its just a lot of work to find one in good shape. the problem we are experiencing now is that the <95 models rust quickly, while the >96 models are not as reliable. even though it is probably the most common car, finding a good one for the right price is difficult. happy hunting.
don't waste your time or time will waste you
craigstlist.org sells cars and everything else, its a free posting service and there is one for most localities.
I used to live in PA and I don't miss the snow/salt/rust issues. Most cars in the south stay rust free. (OK my 92 accord managed to get small rust spots on the hood) But it's difficult to buy a car from a distance.
Also, near the ocean or other places where there is salt water (spray), you'll find rust buckets.
Being new to the country is gonna kill you insurance wise, you might try to get a letter in english from your current insurance company stating how many years you've had insurance without a claim, this may or may not help, according to the whim of the insurer.
Cars are cheapest in major metropolitan areas, due to lack of spare parking and competition, people need them gone NOW, and there are many cars to choose from so prices are low. Also wayyyy out in the rural areas they go cheap, because there are a limited number of customers, and they have to offer a good enough deal that people might come a long way to look at it. Expect to see cars with much higher mileages than typical in Portugal. Higher mileages are not necessarily bad, look for good maintenance records. In general US spec cars run with lower compression, less highly stressed engines than European spec cars. So while 100,000 miles on a European car is "high" it's fairly reasonable in a US car more than about 5 years old, and it probably has that much in it again if well maintained.
Some states require a safety standards and/or emissions inspection yearly, some require one only when the car changes owners. Not sure what happens in PA. Some states may exchange your drivers license, some may require you to take a test for a license.
I remember The RoadWarrior..To understand who he was, you have to go back to another time..the world was powered by the black fuel & the desert sprouted great cities..Gone now, swept away..two mighty warrior tribes went to war & touched off a blaze which engulfed them all. Without fuel, they were nothing..thundering machines sputtered & stopped..Only those mobile enough to scavenge, brutal enough to pillage would survive. The gangs took over the highways, ready to wage war for a tank of juice
I personally recommend that you try auctions (insurance claims). I purchase ALL of my cars this way. Sure you end up with a car that was in a wreck, but many still have clean titles. I have $6000 into my 2005 Prius that has a value of anywhere from $16,000-$20,000. If you have the time, money, and skill, then fixing up wrecked cars can be one, if not THE best way to save money on getting an automobile. I always sell my cars for a profit after having driven them for a couple years.
While American streets are not paved in gold, and Route 66 may fail to impress, the opportunities to find good deals ARE out there for the people who wish to seek them out! Good luck!
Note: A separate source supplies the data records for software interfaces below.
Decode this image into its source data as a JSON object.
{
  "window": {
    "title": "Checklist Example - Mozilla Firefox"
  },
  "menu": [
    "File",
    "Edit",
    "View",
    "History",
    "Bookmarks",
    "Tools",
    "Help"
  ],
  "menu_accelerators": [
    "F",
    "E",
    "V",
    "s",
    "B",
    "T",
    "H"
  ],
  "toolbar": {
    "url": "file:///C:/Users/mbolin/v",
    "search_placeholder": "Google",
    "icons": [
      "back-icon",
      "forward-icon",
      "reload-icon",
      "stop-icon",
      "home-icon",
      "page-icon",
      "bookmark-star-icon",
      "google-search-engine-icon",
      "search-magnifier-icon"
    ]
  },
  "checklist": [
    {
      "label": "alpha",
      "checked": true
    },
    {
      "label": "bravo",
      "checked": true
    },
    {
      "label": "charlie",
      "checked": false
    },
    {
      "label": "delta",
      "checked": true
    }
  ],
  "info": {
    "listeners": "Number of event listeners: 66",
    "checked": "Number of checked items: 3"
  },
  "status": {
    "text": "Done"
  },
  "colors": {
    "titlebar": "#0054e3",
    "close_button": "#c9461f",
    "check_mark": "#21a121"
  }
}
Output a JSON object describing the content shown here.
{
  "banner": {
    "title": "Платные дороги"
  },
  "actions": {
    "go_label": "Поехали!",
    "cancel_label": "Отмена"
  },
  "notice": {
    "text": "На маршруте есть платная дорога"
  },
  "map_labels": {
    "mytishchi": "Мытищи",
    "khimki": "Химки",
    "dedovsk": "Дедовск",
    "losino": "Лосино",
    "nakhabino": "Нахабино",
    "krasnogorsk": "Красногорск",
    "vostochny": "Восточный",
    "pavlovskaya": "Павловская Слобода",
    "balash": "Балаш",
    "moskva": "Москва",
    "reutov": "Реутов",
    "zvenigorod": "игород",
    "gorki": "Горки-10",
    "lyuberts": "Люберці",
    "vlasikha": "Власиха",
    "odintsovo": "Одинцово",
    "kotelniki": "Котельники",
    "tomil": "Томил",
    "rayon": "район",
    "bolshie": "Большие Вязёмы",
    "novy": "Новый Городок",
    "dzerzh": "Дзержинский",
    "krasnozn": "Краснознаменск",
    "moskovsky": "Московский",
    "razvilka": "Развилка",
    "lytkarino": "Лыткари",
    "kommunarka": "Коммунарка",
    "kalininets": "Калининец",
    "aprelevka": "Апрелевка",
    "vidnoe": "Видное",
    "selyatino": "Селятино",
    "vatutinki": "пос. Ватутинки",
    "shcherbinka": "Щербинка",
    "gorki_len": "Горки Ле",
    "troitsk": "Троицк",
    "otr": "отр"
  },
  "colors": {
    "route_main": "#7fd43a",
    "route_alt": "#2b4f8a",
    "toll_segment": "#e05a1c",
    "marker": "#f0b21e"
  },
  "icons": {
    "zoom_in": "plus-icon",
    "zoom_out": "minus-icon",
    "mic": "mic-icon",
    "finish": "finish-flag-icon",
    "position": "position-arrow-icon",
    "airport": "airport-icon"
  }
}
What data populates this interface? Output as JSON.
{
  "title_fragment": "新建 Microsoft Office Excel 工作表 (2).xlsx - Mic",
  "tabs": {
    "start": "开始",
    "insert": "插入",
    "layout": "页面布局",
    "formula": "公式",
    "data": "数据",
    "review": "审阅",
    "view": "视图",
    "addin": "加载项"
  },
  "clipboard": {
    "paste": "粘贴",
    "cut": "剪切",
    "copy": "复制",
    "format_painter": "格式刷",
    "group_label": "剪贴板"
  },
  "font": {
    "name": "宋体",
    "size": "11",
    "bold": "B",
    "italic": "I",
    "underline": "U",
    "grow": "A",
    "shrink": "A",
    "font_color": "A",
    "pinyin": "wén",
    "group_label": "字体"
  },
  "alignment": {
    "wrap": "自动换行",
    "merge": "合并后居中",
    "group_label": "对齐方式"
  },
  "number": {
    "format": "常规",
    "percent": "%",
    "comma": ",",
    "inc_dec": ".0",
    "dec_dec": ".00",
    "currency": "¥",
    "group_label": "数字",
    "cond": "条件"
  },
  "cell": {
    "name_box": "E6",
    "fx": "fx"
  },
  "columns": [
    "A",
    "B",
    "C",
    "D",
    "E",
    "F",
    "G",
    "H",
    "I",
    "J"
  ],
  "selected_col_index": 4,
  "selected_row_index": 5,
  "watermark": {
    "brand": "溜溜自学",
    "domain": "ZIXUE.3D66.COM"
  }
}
RPM, you will find that most cars from the 90's will have more than 100K simply ebcause the US is set up in such a way that you have to drive everywhere, wether it is the grocery store or where ever really. So 100K is no biggie here.
If you ahve the expense of coming to the US anyway and you don't mind driving a bit: I favor Craigslist for the best prices (if offered by a private individual) and wide variety of offered cars. You may have to be somewhat patient and be willing to maybe fly somewhere but then you should find what you want. And obviously states like Arizona, texas and California have the least rust on their cars.
You probably need something fast when you arrive in PA. I would go to PA and buy something you know is cheap and which is easy to sell again and then take your time browsing Craigslist to find what you like.
100k km = 62k miles...that's nothing. Almost every car I've ever bought had more than 100k miles, some close to 200k.
There are problems with people rolling back odometers, but I don't think it's as common as it used to be. Before odometers had 6 digits, some states would have a box on the title that would say that the mileage exceeds mechanical limits, which just means it turned over, but you wouldn't know how many times. Now, most cars can measure up to a million miles.
I think the big problem here are cars with salvage titles, that were rebuild after wrecks or floods. I'd avoid these even though they are cheaper, unless you are looking for a project to work on.
If a car has exceptionally low mileage, I'd want to see service records that can verify at least some of the history. I bought my 98 Civic with 39k miles, because the seller had receipts from when they bought it new and all service records.